* _Work request_:
Print the listing below exactly, minus its pictures.

* _Recorded data_:

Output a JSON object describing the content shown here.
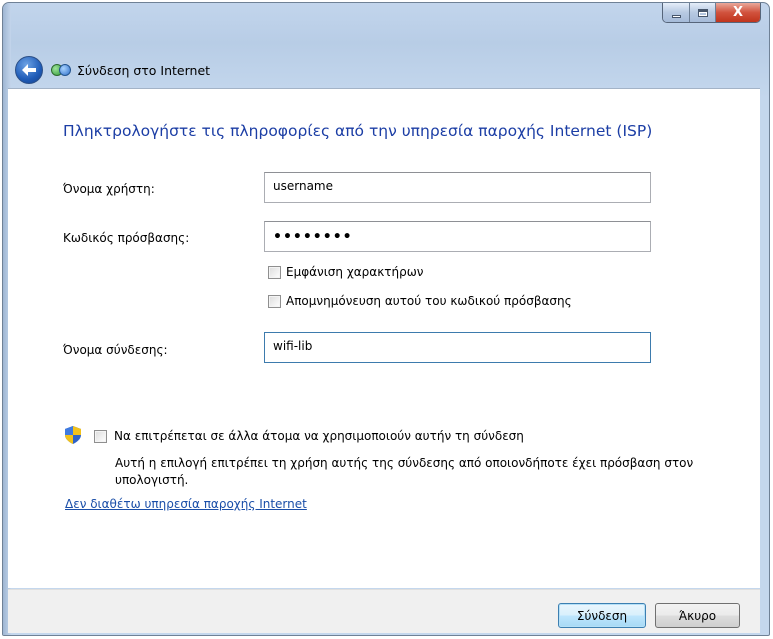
{
  "window": {
    "title": "Σύνδεση στο Internet"
  },
  "heading": "Πληκτρολογήστε τις πληροφορίες από την υπηρεσία παροχής Internet (ISP)",
  "form": {
    "username_label": "Όνομα χρήστη:",
    "username_value": "username",
    "password_label": "Κωδικός πρόσβασης:",
    "password_value": "••••••••",
    "show_chars_label": "Εμφάνιση χαρακτήρων",
    "remember_label": "Απομνημόνευση αυτού του κωδικού πρόσβασης",
    "connection_name_label": "Όνομα σύνδεσης:",
    "connection_name_value": "wifi-lib"
  },
  "sharing": {
    "allow_label": "Να επιτρέπεται σε άλλα άτομα να χρησιμοποιούν αυτήν τη σύνδεση",
    "description": "Αυτή η επιλογή επιτρέπει τη χρήση αυτής της σύνδεσης από οποιονδήποτε έχει πρόσβαση στον υπολογιστή."
  },
  "link_no_isp": "Δεν διαθέτω υπηρεσία παροχής Internet",
  "buttons": {
    "connect": "Σύνδεση",
    "cancel": "Άκυρο"
  },
  "caption_buttons": {
    "close_glyph": "X"
  },
  "icons": {
    "back": "back-arrow-icon",
    "network": "network-globe-icon",
    "shield": "uac-shield-icon"
  },
  "colors": {
    "heading": "#1c3ea5",
    "link": "#1a4ea8",
    "title_bar": "#c2d5ec",
    "focus_border": "#3d7bad"
  }
}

* _Answer for the task_:
Output a JSON object describing the content shown here.
{
  "window": {
    "title": "Σύνδεση στο Internet"
  },
  "heading": "Πληκτρολογήστε τις πληροφορίες από την υπηρεσία παροχής Internet (ISP)",
  "form": {
    "username_label": "Όνομα χρήστη:",
    "username_value": "username",
    "password_label": "Κωδικός πρόσβασης:",
    "password_value": "••••••••",
    "show_chars_label": "Εμφάνιση χαρακτήρων",
    "remember_label": "Απομνημόνευση αυτού του κωδικού πρόσβασης",
    "connection_name_label": "Όνομα σύνδεσης:",
    "connection_name_value": "wifi-lib"
  },
  "sharing": {
    "allow_label": "Να επιτρέπεται σε άλλα άτομα να χρησιμοποιούν αυτήν τη σύνδεση",
    "description": "Αυτή η επιλογή επιτρέπει τη χρήση αυτής της σύνδεσης από οποιονδήποτε έχει πρόσβαση στον υπολογιστή."
  },
  "link_no_isp": "Δεν διαθέτω υπηρεσία παροχής Internet",
  "buttons": {
    "connect": "Σύνδεση",
    "cancel": "Άκυρο"
  },
  "caption_buttons": {
    "close_glyph": "X"
  },
  "icons": {
    "back": "back-arrow-icon",
    "network": "network-globe-icon",
    "shield": "uac-shield-icon"
  },
  "colors": {
    "heading": "#1c3ea5",
    "link": "#1a4ea8",
    "title_bar": "#c2d5ec",
    "focus_border": "#3d7bad"
  }
}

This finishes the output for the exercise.